*DATASET EXCERPTS*:
---

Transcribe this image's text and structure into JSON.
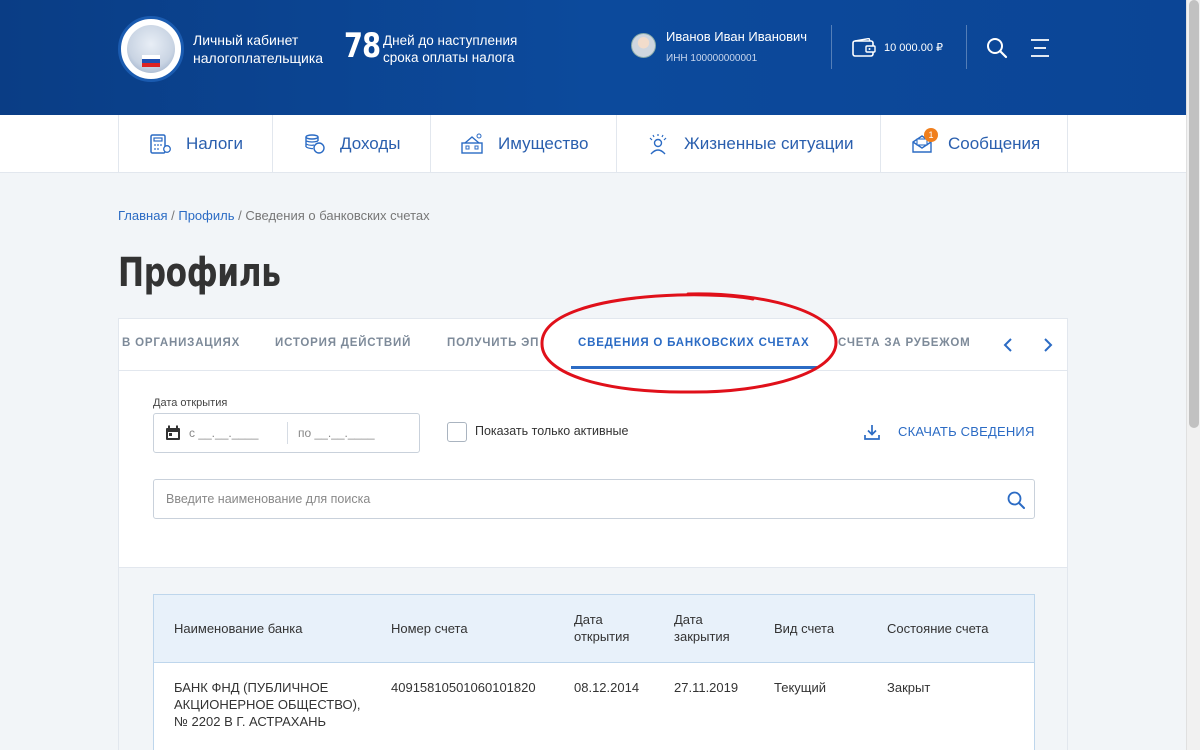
{
  "header": {
    "cabinet_title_line1": "Личный кабинет",
    "cabinet_title_line2": "налогоплательщика",
    "days_count": "78",
    "days_text_line1": "Дней до наступления",
    "days_text_line2": "срока оплаты налога",
    "user_name": "Иванов Иван Иванович",
    "user_inn": "ИНН 100000000001",
    "balance": "10 000.00 ₽"
  },
  "nav": {
    "items": [
      {
        "label": "Налоги",
        "icon": "calculator-icon"
      },
      {
        "label": "Доходы",
        "icon": "coins-icon"
      },
      {
        "label": "Имущество",
        "icon": "house-icon"
      },
      {
        "label": "Жизненные ситуации",
        "icon": "person-icon"
      },
      {
        "label": "Сообщения",
        "icon": "envelope-icon",
        "badge": "1"
      }
    ]
  },
  "breadcrumb": {
    "home": "Главная",
    "profile": "Профиль",
    "separator": "/",
    "current": "Сведения о банковских счетах"
  },
  "page": {
    "title": "Профиль"
  },
  "tabs": {
    "items": [
      "В ОРГАНИЗАЦИЯХ",
      "ИСТОРИЯ ДЕЙСТВИЙ",
      "ПОЛУЧИТЬ ЭП",
      "СВЕДЕНИЯ О БАНКОВСКИХ СЧЕТАХ",
      "СЧЕТА ЗА РУБЕЖОМ"
    ],
    "active": "СВЕДЕНИЯ О БАНКОВСКИХ СЧЕТАХ"
  },
  "filters": {
    "date_label": "Дата открытия",
    "date_from": "с __.__.____",
    "date_to": "по __.__.____",
    "active_only_label": "Показать только активные",
    "download_label": "СКАЧАТЬ СВЕДЕНИЯ",
    "search_placeholder": "Введите наименование для поиска"
  },
  "table": {
    "headers": {
      "bank": "Наименование банка",
      "account": "Номер счета",
      "open_date_1": "Дата",
      "open_date_2": "открытия",
      "close_date_1": "Дата",
      "close_date_2": "закрытия",
      "type": "Вид счета",
      "status": "Состояние счета"
    },
    "rows": [
      {
        "bank_line1": "БАНК ФНД (ПУБЛИЧНОЕ",
        "bank_line2": "АКЦИОНЕРНОЕ ОБЩЕСТВО),",
        "bank_line3": "№ 2202 В Г. АСТРАХАНЬ",
        "account": "40915810501060101820",
        "open_date": "08.12.2014",
        "close_date": "27.11.2019",
        "type": "Текущий",
        "status": "Закрыт"
      }
    ]
  },
  "colors": {
    "header_blue": "#0c4a9c",
    "link_blue": "#2b6bc4",
    "annotation_red": "#e0101a",
    "badge_orange": "#f07f1d"
  }
}
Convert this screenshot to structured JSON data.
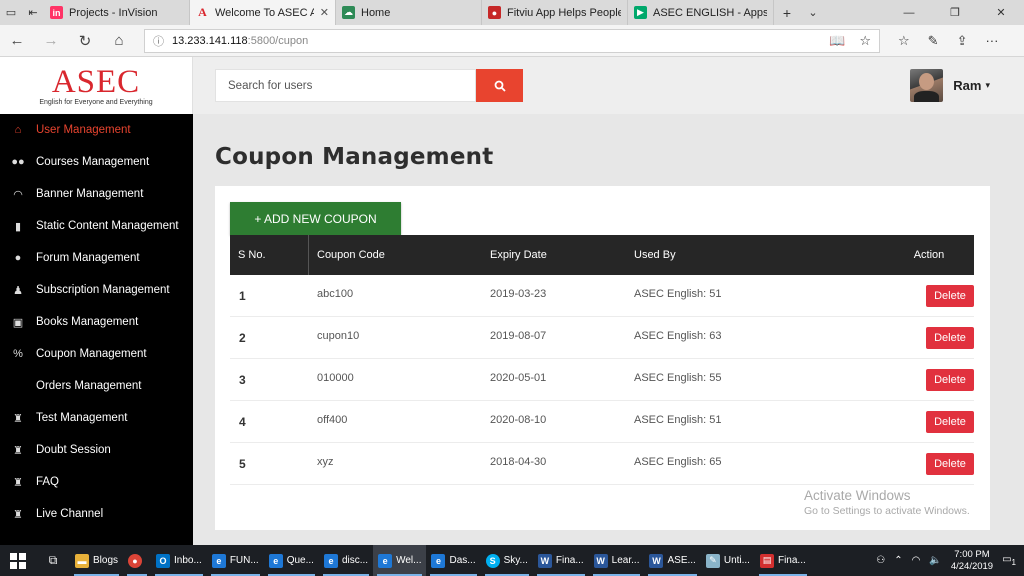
{
  "browser": {
    "tabs": [
      {
        "title": "Projects - InVision",
        "favicon": "In",
        "color": "#ff3366"
      },
      {
        "title": "Welcome To ASEC Adm",
        "favicon": "A",
        "color": "#ffffff",
        "active": true
      },
      {
        "title": "Home",
        "favicon": "cloud-icon",
        "color": "#2e8b57"
      },
      {
        "title": "Fitviu App Helps People to I",
        "favicon": "chat-icon",
        "color": "#c62828"
      },
      {
        "title": "ASEC ENGLISH - Apps on G",
        "favicon": "play-icon",
        "color": "#00a86b"
      }
    ],
    "address": {
      "host": "13.233.141.118",
      "path": ":5800/cupon"
    }
  },
  "logo": {
    "main": "ASEC",
    "sub": "English for Everyone and Everything"
  },
  "sidebar": {
    "items": [
      {
        "label": "User Management",
        "icon": "home-icon",
        "glyph": "⌂",
        "active": true
      },
      {
        "label": "Courses Management",
        "icon": "users-icon",
        "glyph": "👥"
      },
      {
        "label": "Banner Management",
        "icon": "headphones-icon",
        "glyph": "🎧"
      },
      {
        "label": "Static Content Management",
        "icon": "file-icon",
        "glyph": "▮"
      },
      {
        "label": "Forum Management",
        "icon": "comment-icon",
        "glyph": "💬"
      },
      {
        "label": "Subscription Management",
        "icon": "person-icon",
        "glyph": "♟"
      },
      {
        "label": "Books Management",
        "icon": "book-icon",
        "glyph": "▣"
      },
      {
        "label": "Coupon Management",
        "icon": "percent-icon",
        "glyph": "%"
      },
      {
        "label": "Orders Management",
        "icon": "",
        "glyph": ""
      },
      {
        "label": "Test Management",
        "icon": "trophy-icon",
        "glyph": "♜"
      },
      {
        "label": "Doubt Session",
        "icon": "trophy-icon",
        "glyph": "♜"
      },
      {
        "label": "FAQ",
        "icon": "trophy-icon",
        "glyph": "♜"
      },
      {
        "label": "Live Channel",
        "icon": "trophy-icon",
        "glyph": "♜"
      }
    ]
  },
  "topbar": {
    "search_placeholder": "Search for users",
    "user_name": "Ram"
  },
  "page": {
    "title": "Coupon Management",
    "add_button": "+ ADD NEW COUPON"
  },
  "table": {
    "headers": [
      "S No.",
      "Coupon Code",
      "Expiry Date",
      "Used By",
      "Action"
    ],
    "rows": [
      {
        "sno": "1",
        "code": "abc100",
        "expiry": "2019-03-23",
        "used_by": "ASEC English: 51",
        "action": "Delete"
      },
      {
        "sno": "2",
        "code": "cupon10",
        "expiry": "2019-08-07",
        "used_by": "ASEC English: 63",
        "action": "Delete"
      },
      {
        "sno": "3",
        "code": "010000",
        "expiry": "2020-05-01",
        "used_by": "ASEC English: 55",
        "action": "Delete"
      },
      {
        "sno": "4",
        "code": "off400",
        "expiry": "2020-08-10",
        "used_by": "ASEC English: 51",
        "action": "Delete"
      },
      {
        "sno": "5",
        "code": "xyz",
        "expiry": "2018-04-30",
        "used_by": "ASEC English: 65",
        "action": "Delete"
      }
    ]
  },
  "watermark": {
    "line1": "Activate Windows",
    "line2": "Go to Settings to activate Windows."
  },
  "taskbar": {
    "items": [
      {
        "label": "Blogs",
        "icon": "folder-icon",
        "color": "#e8b13a"
      },
      {
        "label": "",
        "icon": "chrome-icon",
        "color": "#db4437"
      },
      {
        "label": "Inbo...",
        "icon": "outlook-icon",
        "color": "#0072c6"
      },
      {
        "label": "FUN...",
        "icon": "edge-icon",
        "color": "#1e78d6"
      },
      {
        "label": "Que...",
        "icon": "edge-icon",
        "color": "#1e78d6"
      },
      {
        "label": "disc...",
        "icon": "edge-icon",
        "color": "#1e78d6"
      },
      {
        "label": "Wel...",
        "icon": "edge-icon",
        "color": "#1e78d6",
        "active": true
      },
      {
        "label": "Das...",
        "icon": "edge-icon",
        "color": "#1e78d6"
      },
      {
        "label": "Sky...",
        "icon": "skype-icon",
        "color": "#00aff0"
      },
      {
        "label": "Fina...",
        "icon": "word-icon",
        "color": "#2b579a"
      },
      {
        "label": "Lear...",
        "icon": "word-icon",
        "color": "#2b579a"
      },
      {
        "label": "ASE...",
        "icon": "word-icon",
        "color": "#2b579a"
      },
      {
        "label": "Unti...",
        "icon": "paint-icon",
        "color": "#8ab4c9"
      },
      {
        "label": "Fina...",
        "icon": "pdf-icon",
        "color": "#d32f2f"
      }
    ],
    "time": "7:00 PM",
    "date": "4/24/2019",
    "notification_count": "1"
  },
  "colors": {
    "accent": "#e8442f",
    "add_button": "#2e7d32",
    "delete_button": "#e1313e",
    "sidebar_bg": "#000000",
    "table_header": "#262626"
  }
}
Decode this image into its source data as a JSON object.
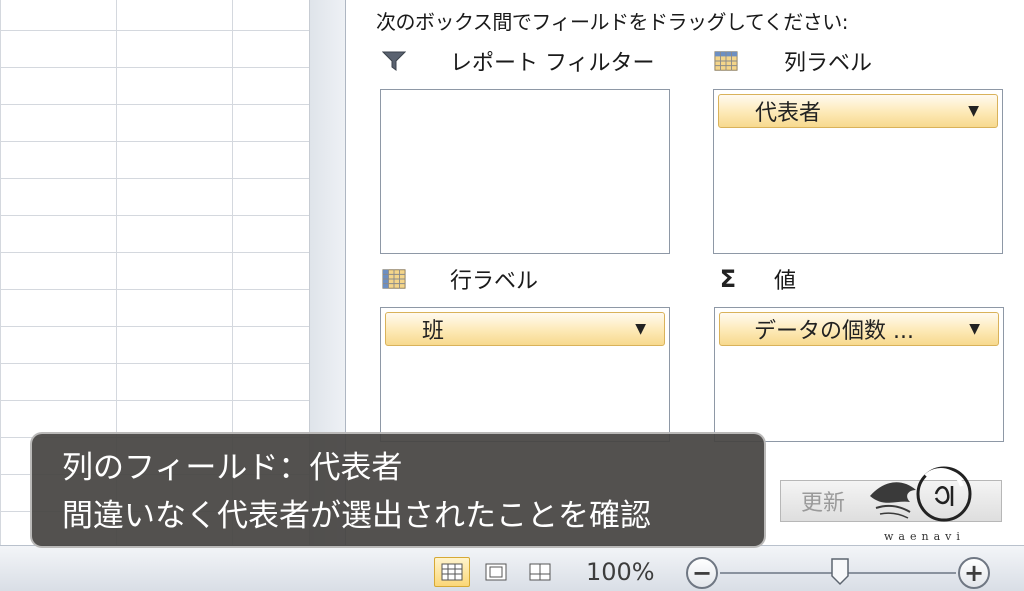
{
  "pivot_pane": {
    "instruction": "次のボックス間でフィールドをドラッグしてください:",
    "areas": {
      "report_filter": {
        "label": "レポート フィルター",
        "icon": "filter-icon",
        "fields": []
      },
      "column_labels": {
        "label": "列ラベル",
        "icon": "table-icon",
        "fields": [
          {
            "name": "代表者"
          }
        ]
      },
      "row_labels": {
        "label": "行ラベル",
        "icon": "table-icon",
        "fields": [
          {
            "name": "班"
          }
        ]
      },
      "values": {
        "label": "値",
        "icon": "sigma-icon",
        "fields": [
          {
            "name": "データの個数 ..."
          }
        ]
      }
    },
    "update_button": "更新"
  },
  "caption": {
    "line1": "列のフィールド：代表者",
    "line2": "間違いなく代表者が選出されたことを確認"
  },
  "statusbar": {
    "zoom_level": "100%",
    "zoom_value": 100
  },
  "logo": {
    "text": "waenavi"
  },
  "colors": {
    "chip_fill": "#fde9b6",
    "chip_border": "#d9b25a",
    "caption_bg": "#464442"
  }
}
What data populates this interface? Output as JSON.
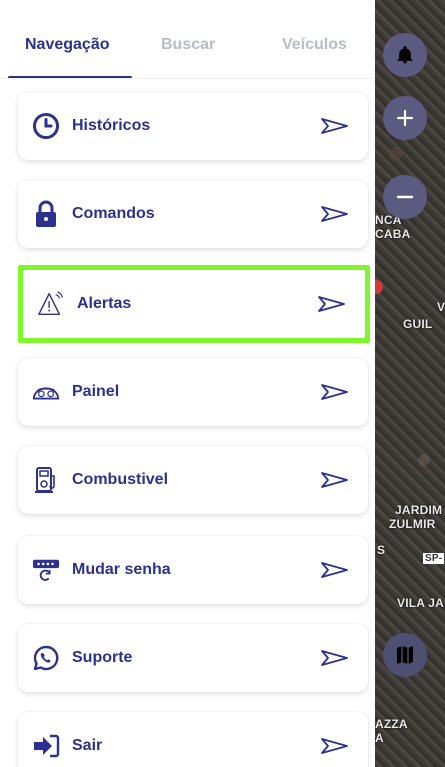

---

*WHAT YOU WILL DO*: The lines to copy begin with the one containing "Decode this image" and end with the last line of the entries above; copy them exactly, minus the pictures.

*RESULT OF THIS TASK*:
Decode this image into its source data as a JSON object.
{
  "pivot_pane": {
    "instruction": "次のボックス間でフィールドをドラッグしてください:",
    "areas": {
      "report_filter": {
        "label": "レポート フィルター",
        "icon": "filter-icon",
        "fields": []
      },
      "column_labels": {
        "label": "列ラベル",
        "icon": "table-icon",
        "fields": [
          {
            "name": "代表者"
          }
        ]
      },
      "row_labels": {
        "label": "行ラベル",
        "icon": "table-icon",
        "fields": [
          {
            "name": "班"
          }
        ]
      },
      "values": {
        "label": "値",
        "icon": "sigma-icon",
        "fields": [
          {
            "name": "データの個数 ..."
          }
        ]
      }
    },
    "update_button": "更新"
  },
  "caption": {
    "line1": "列のフィールド：代表者",
    "line2": "間違いなく代表者が選出されたことを確認"
  },
  "statusbar": {
    "zoom_level": "100%",
    "zoom_value": 100
  },
  "logo": {
    "text": "waenavi"
  },
  "colors": {
    "chip_fill": "#fde9b6",
    "chip_border": "#d9b25a",
    "caption_bg": "#464442"
  }
}
What data populates this interface? Output as JSON.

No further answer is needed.